[Page and application data records]
# # #
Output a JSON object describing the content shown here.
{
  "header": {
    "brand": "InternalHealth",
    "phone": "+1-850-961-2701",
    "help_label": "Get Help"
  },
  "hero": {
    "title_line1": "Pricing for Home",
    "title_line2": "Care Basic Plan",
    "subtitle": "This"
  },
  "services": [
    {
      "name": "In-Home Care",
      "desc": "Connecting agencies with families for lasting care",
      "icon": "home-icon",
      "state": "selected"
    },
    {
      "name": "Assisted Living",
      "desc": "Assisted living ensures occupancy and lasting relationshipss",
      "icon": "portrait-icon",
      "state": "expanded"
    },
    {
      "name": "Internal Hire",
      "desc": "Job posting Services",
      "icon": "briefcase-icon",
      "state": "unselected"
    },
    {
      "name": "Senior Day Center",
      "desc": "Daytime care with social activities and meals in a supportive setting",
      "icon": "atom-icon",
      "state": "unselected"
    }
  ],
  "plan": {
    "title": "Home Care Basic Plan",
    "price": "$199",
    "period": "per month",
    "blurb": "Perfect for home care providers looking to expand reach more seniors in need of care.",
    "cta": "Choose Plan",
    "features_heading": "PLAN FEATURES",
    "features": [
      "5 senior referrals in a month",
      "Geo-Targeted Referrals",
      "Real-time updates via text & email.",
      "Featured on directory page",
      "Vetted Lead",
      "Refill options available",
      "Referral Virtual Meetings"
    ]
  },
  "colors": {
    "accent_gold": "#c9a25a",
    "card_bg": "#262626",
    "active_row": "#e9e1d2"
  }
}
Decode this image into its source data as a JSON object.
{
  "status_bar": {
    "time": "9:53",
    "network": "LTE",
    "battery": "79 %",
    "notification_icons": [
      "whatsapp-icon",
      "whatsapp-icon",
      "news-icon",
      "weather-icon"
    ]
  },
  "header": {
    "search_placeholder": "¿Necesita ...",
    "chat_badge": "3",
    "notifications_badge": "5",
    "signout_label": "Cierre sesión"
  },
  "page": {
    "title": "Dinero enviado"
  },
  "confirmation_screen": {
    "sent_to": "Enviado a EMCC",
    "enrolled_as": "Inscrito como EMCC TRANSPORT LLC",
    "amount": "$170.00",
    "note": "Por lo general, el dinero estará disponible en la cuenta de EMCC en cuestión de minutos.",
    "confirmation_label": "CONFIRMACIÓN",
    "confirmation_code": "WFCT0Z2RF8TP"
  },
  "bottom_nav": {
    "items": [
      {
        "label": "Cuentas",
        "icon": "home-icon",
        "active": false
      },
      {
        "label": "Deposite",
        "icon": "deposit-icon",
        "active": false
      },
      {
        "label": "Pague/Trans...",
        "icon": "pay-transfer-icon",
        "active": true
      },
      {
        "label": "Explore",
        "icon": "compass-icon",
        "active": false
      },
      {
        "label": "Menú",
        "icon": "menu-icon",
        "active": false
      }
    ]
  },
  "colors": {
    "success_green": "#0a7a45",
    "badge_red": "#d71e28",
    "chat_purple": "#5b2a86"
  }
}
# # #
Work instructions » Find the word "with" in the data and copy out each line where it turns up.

Task output »
      "desc": "Connecting agencies with families for lasting care",
      "desc": "Daytime care with social activities and meals in a supportive setting",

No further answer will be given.